[Stored entries]
*****
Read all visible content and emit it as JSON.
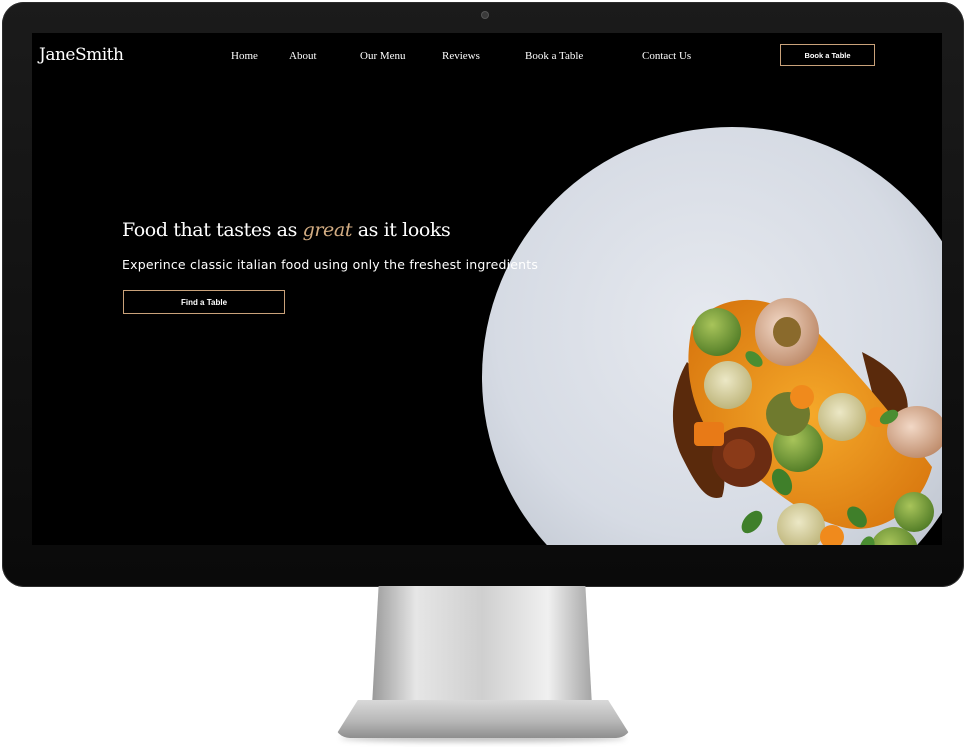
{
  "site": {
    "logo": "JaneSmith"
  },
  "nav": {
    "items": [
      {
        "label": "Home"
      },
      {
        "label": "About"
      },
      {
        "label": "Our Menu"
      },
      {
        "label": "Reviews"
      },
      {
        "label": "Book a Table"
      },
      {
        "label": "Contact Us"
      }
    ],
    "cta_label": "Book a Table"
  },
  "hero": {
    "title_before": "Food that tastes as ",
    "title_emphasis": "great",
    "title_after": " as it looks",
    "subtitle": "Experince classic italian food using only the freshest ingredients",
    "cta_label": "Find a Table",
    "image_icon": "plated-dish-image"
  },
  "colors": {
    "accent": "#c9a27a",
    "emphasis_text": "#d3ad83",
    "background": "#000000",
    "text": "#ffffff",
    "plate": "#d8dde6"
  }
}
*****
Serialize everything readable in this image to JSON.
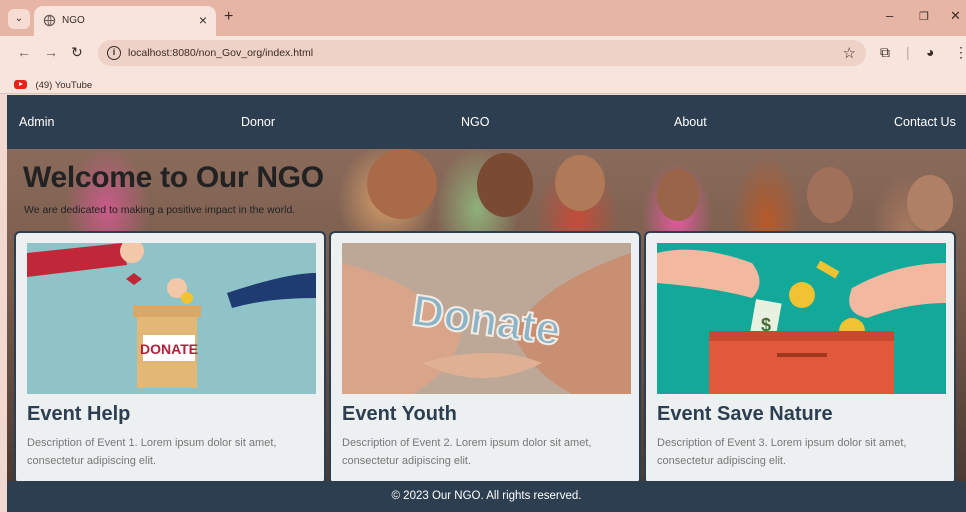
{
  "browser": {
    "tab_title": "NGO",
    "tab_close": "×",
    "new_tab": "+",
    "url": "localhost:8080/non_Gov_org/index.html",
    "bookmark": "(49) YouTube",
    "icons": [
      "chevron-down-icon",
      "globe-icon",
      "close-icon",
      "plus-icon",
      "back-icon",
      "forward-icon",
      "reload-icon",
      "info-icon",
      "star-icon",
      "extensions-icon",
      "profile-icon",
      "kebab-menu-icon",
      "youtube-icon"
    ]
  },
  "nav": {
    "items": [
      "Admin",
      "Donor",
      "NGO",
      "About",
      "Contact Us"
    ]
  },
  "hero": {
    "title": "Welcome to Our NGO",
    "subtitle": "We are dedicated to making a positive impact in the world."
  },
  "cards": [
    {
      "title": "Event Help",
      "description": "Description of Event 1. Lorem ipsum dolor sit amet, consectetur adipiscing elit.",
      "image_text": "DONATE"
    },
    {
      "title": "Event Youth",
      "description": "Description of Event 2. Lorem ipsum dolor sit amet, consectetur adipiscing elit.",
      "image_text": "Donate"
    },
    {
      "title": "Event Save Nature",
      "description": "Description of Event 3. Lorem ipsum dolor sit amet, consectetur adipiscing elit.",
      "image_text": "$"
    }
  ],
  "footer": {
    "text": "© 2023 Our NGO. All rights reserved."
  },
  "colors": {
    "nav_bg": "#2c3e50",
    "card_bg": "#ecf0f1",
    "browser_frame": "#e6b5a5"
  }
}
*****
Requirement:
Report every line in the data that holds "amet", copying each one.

Completed exercise:
      "description": "Description of Event 1. Lorem ipsum dolor sit amet, consectetur adipiscing elit.",
      "description": "Description of Event 2. Lorem ipsum dolor sit amet, consectetur adipiscing elit.",
      "description": "Description of Event 3. Lorem ipsum dolor sit amet, consectetur adipiscing elit.",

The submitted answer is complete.